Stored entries
########

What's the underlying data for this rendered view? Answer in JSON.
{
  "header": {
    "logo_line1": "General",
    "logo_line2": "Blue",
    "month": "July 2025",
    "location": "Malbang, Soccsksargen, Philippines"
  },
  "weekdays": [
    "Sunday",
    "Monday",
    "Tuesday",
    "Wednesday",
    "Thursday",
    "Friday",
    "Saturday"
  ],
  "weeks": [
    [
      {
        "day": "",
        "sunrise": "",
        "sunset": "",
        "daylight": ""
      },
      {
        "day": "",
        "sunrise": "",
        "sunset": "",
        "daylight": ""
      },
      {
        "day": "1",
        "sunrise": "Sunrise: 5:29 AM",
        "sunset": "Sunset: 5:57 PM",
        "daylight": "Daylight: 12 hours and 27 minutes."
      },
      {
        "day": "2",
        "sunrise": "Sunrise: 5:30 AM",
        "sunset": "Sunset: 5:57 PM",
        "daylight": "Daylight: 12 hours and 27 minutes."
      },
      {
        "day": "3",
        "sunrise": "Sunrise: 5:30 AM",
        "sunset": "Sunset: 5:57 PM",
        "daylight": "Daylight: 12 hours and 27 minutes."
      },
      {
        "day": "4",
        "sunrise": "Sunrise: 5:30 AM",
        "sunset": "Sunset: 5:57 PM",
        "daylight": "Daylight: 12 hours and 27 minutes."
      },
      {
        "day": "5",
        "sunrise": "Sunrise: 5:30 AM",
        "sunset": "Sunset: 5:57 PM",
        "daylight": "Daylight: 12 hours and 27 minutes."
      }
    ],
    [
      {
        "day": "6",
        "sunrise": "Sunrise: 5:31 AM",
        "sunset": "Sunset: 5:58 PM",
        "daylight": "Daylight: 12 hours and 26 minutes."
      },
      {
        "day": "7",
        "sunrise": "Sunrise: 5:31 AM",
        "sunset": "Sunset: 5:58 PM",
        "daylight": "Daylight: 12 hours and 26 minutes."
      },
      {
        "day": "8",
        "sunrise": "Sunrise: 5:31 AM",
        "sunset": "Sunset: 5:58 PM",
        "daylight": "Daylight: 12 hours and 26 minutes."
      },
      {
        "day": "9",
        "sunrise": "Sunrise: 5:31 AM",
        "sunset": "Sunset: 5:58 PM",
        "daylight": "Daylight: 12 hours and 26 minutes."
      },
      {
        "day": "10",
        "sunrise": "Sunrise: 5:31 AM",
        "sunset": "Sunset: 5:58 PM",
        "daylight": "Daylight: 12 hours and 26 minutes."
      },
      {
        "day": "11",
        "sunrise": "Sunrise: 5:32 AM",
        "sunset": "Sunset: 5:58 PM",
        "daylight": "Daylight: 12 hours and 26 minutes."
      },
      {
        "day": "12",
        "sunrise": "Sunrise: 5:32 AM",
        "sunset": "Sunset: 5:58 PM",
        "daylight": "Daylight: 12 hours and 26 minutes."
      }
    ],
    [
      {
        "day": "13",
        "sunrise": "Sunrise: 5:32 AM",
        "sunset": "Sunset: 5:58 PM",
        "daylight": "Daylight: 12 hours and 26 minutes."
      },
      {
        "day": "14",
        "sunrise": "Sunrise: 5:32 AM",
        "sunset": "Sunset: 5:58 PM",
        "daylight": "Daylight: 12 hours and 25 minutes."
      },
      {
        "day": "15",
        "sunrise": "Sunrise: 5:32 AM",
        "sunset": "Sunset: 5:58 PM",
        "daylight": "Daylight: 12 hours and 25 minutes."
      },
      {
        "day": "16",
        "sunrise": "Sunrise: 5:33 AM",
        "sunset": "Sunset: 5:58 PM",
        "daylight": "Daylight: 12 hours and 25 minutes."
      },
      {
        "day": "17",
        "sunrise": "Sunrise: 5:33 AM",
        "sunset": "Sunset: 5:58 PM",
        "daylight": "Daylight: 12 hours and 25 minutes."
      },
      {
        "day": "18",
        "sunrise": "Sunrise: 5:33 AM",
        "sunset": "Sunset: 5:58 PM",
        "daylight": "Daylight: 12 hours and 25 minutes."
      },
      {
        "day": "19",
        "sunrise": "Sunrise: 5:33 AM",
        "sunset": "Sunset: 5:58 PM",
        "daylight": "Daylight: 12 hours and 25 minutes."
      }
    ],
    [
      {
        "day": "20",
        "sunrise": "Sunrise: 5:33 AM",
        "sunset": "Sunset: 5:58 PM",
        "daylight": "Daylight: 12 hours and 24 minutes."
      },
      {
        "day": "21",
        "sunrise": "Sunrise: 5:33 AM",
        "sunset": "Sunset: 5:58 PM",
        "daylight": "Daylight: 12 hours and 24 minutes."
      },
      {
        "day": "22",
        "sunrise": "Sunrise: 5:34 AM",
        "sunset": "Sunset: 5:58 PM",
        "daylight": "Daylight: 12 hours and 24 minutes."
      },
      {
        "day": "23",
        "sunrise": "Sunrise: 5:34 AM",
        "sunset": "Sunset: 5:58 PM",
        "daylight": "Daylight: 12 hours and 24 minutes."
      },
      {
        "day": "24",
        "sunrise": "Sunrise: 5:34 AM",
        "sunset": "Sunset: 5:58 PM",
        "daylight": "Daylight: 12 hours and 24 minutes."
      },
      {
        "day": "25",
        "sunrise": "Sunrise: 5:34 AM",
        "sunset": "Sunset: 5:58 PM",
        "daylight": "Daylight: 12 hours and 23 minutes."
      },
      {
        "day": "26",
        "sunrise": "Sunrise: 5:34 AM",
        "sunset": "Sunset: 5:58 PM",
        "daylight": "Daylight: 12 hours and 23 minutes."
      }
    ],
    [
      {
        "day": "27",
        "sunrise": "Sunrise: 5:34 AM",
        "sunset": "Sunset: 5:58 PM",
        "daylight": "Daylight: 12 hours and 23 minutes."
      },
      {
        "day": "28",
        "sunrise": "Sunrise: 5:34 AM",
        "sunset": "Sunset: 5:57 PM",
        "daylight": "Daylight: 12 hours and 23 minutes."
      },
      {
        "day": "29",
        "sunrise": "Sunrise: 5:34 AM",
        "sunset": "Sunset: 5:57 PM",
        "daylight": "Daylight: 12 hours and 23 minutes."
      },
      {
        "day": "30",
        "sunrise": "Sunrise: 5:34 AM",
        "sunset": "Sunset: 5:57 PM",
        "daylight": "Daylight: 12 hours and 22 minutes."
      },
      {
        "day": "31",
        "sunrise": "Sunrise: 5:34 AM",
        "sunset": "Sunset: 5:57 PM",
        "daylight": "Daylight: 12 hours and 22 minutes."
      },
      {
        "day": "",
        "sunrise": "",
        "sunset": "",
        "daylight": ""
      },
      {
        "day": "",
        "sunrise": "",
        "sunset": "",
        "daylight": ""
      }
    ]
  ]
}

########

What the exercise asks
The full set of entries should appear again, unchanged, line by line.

Written solution
What's the underlying data for this rendered view? Answer in JSON.
{
  "header": {
    "logo_line1": "General",
    "logo_line2": "Blue",
    "month": "July 2025",
    "location": "Malbang, Soccsksargen, Philippines"
  },
  "weekdays": [
    "Sunday",
    "Monday",
    "Tuesday",
    "Wednesday",
    "Thursday",
    "Friday",
    "Saturday"
  ],
  "weeks": [
    [
      {
        "day": "",
        "sunrise": "",
        "sunset": "",
        "daylight": ""
      },
      {
        "day": "",
        "sunrise": "",
        "sunset": "",
        "daylight": ""
      },
      {
        "day": "1",
        "sunrise": "Sunrise: 5:29 AM",
        "sunset": "Sunset: 5:57 PM",
        "daylight": "Daylight: 12 hours and 27 minutes."
      },
      {
        "day": "2",
        "sunrise": "Sunrise: 5:30 AM",
        "sunset": "Sunset: 5:57 PM",
        "daylight": "Daylight: 12 hours and 27 minutes."
      },
      {
        "day": "3",
        "sunrise": "Sunrise: 5:30 AM",
        "sunset": "Sunset: 5:57 PM",
        "daylight": "Daylight: 12 hours and 27 minutes."
      },
      {
        "day": "4",
        "sunrise": "Sunrise: 5:30 AM",
        "sunset": "Sunset: 5:57 PM",
        "daylight": "Daylight: 12 hours and 27 minutes."
      },
      {
        "day": "5",
        "sunrise": "Sunrise: 5:30 AM",
        "sunset": "Sunset: 5:57 PM",
        "daylight": "Daylight: 12 hours and 27 minutes."
      }
    ],
    [
      {
        "day": "6",
        "sunrise": "Sunrise: 5:31 AM",
        "sunset": "Sunset: 5:58 PM",
        "daylight": "Daylight: 12 hours and 26 minutes."
      },
      {
        "day": "7",
        "sunrise": "Sunrise: 5:31 AM",
        "sunset": "Sunset: 5:58 PM",
        "daylight": "Daylight: 12 hours and 26 minutes."
      },
      {
        "day": "8",
        "sunrise": "Sunrise: 5:31 AM",
        "sunset": "Sunset: 5:58 PM",
        "daylight": "Daylight: 12 hours and 26 minutes."
      },
      {
        "day": "9",
        "sunrise": "Sunrise: 5:31 AM",
        "sunset": "Sunset: 5:58 PM",
        "daylight": "Daylight: 12 hours and 26 minutes."
      },
      {
        "day": "10",
        "sunrise": "Sunrise: 5:31 AM",
        "sunset": "Sunset: 5:58 PM",
        "daylight": "Daylight: 12 hours and 26 minutes."
      },
      {
        "day": "11",
        "sunrise": "Sunrise: 5:32 AM",
        "sunset": "Sunset: 5:58 PM",
        "daylight": "Daylight: 12 hours and 26 minutes."
      },
      {
        "day": "12",
        "sunrise": "Sunrise: 5:32 AM",
        "sunset": "Sunset: 5:58 PM",
        "daylight": "Daylight: 12 hours and 26 minutes."
      }
    ],
    [
      {
        "day": "13",
        "sunrise": "Sunrise: 5:32 AM",
        "sunset": "Sunset: 5:58 PM",
        "daylight": "Daylight: 12 hours and 26 minutes."
      },
      {
        "day": "14",
        "sunrise": "Sunrise: 5:32 AM",
        "sunset": "Sunset: 5:58 PM",
        "daylight": "Daylight: 12 hours and 25 minutes."
      },
      {
        "day": "15",
        "sunrise": "Sunrise: 5:32 AM",
        "sunset": "Sunset: 5:58 PM",
        "daylight": "Daylight: 12 hours and 25 minutes."
      },
      {
        "day": "16",
        "sunrise": "Sunrise: 5:33 AM",
        "sunset": "Sunset: 5:58 PM",
        "daylight": "Daylight: 12 hours and 25 minutes."
      },
      {
        "day": "17",
        "sunrise": "Sunrise: 5:33 AM",
        "sunset": "Sunset: 5:58 PM",
        "daylight": "Daylight: 12 hours and 25 minutes."
      },
      {
        "day": "18",
        "sunrise": "Sunrise: 5:33 AM",
        "sunset": "Sunset: 5:58 PM",
        "daylight": "Daylight: 12 hours and 25 minutes."
      },
      {
        "day": "19",
        "sunrise": "Sunrise: 5:33 AM",
        "sunset": "Sunset: 5:58 PM",
        "daylight": "Daylight: 12 hours and 25 minutes."
      }
    ],
    [
      {
        "day": "20",
        "sunrise": "Sunrise: 5:33 AM",
        "sunset": "Sunset: 5:58 PM",
        "daylight": "Daylight: 12 hours and 24 minutes."
      },
      {
        "day": "21",
        "sunrise": "Sunrise: 5:33 AM",
        "sunset": "Sunset: 5:58 PM",
        "daylight": "Daylight: 12 hours and 24 minutes."
      },
      {
        "day": "22",
        "sunrise": "Sunrise: 5:34 AM",
        "sunset": "Sunset: 5:58 PM",
        "daylight": "Daylight: 12 hours and 24 minutes."
      },
      {
        "day": "23",
        "sunrise": "Sunrise: 5:34 AM",
        "sunset": "Sunset: 5:58 PM",
        "daylight": "Daylight: 12 hours and 24 minutes."
      },
      {
        "day": "24",
        "sunrise": "Sunrise: 5:34 AM",
        "sunset": "Sunset: 5:58 PM",
        "daylight": "Daylight: 12 hours and 24 minutes."
      },
      {
        "day": "25",
        "sunrise": "Sunrise: 5:34 AM",
        "sunset": "Sunset: 5:58 PM",
        "daylight": "Daylight: 12 hours and 23 minutes."
      },
      {
        "day": "26",
        "sunrise": "Sunrise: 5:34 AM",
        "sunset": "Sunset: 5:58 PM",
        "daylight": "Daylight: 12 hours and 23 minutes."
      }
    ],
    [
      {
        "day": "27",
        "sunrise": "Sunrise: 5:34 AM",
        "sunset": "Sunset: 5:58 PM",
        "daylight": "Daylight: 12 hours and 23 minutes."
      },
      {
        "day": "28",
        "sunrise": "Sunrise: 5:34 AM",
        "sunset": "Sunset: 5:57 PM",
        "daylight": "Daylight: 12 hours and 23 minutes."
      },
      {
        "day": "29",
        "sunrise": "Sunrise: 5:34 AM",
        "sunset": "Sunset: 5:57 PM",
        "daylight": "Daylight: 12 hours and 23 minutes."
      },
      {
        "day": "30",
        "sunrise": "Sunrise: 5:34 AM",
        "sunset": "Sunset: 5:57 PM",
        "daylight": "Daylight: 12 hours and 22 minutes."
      },
      {
        "day": "31",
        "sunrise": "Sunrise: 5:34 AM",
        "sunset": "Sunset: 5:57 PM",
        "daylight": "Daylight: 12 hours and 22 minutes."
      },
      {
        "day": "",
        "sunrise": "",
        "sunset": "",
        "daylight": ""
      },
      {
        "day": "",
        "sunrise": "",
        "sunset": "",
        "daylight": ""
      }
    ]
  ]
}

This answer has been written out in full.